The child portraits have been delivered. The parents like it. Nothing like painting a child portrait to bring out the utterly defenseless, insecure artist in erm...uh...Hoarknockle...yes..thats it...Hoarknockle! He was just so worried about the children looking perfectly as they should... I had to give him the afternoon off.
The idea of seeing children's faces on milk cartons is something distinctly unnerving. The thought that each photo is actually a person who is missing. Its so pathetic and desperate... the kind of situation one never believes yourself will ever have to face. It brings all kinds of horrors to mind. Lots of "what if?" questions.
When you read of dreadful persons keeping others captive in a dungeon or a cage... always makes me wonder about who might be in a situation like that right at this moment... one day we may see the story in a paper and try to recall what you were doing at that moment...and how horrid it must have been for the victim while we continued obliviously with our lives.
Milk cartons are so democratic. The lowest common denominator which we all seem to have in our homes. The milk carton is a symbol of the common place and the ordinary.
What if the concept was changed and what if...?
The longer I worked on this, the more creepy and disconcerting the wire cages around the corks became. The twisted, torqued wire suddenly had a whole new voice.
No wonder I had to give Hoarknockle the day off.
Now I'll have to go and mow the lawn myself. I often don't think things through so well.

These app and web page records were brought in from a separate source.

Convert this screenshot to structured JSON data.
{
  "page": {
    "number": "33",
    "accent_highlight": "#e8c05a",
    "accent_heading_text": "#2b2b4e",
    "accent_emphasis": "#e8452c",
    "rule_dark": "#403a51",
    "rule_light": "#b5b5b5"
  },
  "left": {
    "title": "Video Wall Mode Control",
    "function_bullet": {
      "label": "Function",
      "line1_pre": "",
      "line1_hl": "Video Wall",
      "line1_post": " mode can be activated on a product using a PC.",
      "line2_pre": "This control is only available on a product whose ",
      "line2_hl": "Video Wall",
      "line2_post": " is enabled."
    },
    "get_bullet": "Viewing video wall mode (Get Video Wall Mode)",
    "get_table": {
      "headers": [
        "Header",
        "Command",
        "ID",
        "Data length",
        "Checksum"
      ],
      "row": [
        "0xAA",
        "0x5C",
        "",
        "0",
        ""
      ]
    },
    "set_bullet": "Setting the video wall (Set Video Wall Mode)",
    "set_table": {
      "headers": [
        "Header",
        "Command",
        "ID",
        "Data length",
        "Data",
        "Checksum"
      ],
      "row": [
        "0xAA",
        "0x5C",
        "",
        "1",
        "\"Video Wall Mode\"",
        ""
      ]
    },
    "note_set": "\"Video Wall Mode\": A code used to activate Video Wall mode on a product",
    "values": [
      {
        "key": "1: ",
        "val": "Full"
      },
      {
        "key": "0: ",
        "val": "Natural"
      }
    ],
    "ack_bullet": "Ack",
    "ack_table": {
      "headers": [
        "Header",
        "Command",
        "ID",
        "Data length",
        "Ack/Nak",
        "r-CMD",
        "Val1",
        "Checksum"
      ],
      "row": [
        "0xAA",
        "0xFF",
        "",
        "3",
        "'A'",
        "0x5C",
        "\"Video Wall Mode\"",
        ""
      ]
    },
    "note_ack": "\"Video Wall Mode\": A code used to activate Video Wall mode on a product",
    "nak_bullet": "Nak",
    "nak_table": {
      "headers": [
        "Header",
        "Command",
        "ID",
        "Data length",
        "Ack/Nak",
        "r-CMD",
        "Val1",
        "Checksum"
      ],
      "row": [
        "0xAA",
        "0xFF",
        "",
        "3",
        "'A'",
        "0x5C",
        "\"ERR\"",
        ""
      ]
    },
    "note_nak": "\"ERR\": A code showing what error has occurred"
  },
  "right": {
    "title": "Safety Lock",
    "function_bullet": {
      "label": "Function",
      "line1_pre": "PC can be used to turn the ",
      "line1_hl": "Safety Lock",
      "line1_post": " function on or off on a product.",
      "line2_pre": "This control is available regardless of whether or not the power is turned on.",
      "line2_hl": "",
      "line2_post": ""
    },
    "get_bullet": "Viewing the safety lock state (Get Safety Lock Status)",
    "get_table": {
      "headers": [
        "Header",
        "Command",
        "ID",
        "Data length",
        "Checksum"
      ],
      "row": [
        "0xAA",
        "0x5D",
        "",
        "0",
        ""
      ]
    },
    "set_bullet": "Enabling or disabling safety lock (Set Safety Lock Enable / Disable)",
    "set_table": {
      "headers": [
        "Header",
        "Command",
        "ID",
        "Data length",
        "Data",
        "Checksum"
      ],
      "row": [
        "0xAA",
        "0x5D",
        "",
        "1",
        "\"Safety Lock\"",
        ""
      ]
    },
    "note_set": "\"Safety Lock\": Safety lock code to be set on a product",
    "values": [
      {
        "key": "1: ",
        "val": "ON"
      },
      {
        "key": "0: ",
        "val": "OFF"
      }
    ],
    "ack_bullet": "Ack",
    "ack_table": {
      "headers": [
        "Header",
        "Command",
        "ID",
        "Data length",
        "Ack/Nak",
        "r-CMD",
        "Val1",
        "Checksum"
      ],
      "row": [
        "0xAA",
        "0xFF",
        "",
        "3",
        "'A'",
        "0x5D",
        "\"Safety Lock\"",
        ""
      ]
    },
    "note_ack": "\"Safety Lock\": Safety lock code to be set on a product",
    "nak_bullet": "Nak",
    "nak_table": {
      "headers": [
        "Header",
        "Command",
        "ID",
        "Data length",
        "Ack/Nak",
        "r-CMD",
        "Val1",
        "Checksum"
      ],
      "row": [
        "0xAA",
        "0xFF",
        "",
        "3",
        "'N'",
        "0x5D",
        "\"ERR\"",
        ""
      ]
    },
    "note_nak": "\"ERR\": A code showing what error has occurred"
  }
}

Monday, April 26, 2010

wrestling with children

I do believe this one is done.
I am always ever so careful when I wrestle with young children. They are delicate and one has to use small brushes and a lot of glaze to achieve a good likeness.
I know there are some portrait painters who achieve the finish by using bold and powerful marks...but I really cant do it. I find the faces of children to be composed of most delicate shading and shape. I admire those who can capture it in fresh quick strokes... but since this is my style and my work.... "Aah, tea, why thank you Hoarknockle!"
All this one requires is a last coat of preserving varnish.
I wanted this painting to reflect the personalities of the children and to give some idea of who they are and what they do.
Its been a demanding time, and I'm happy with the results.
Now on to some digital drawing.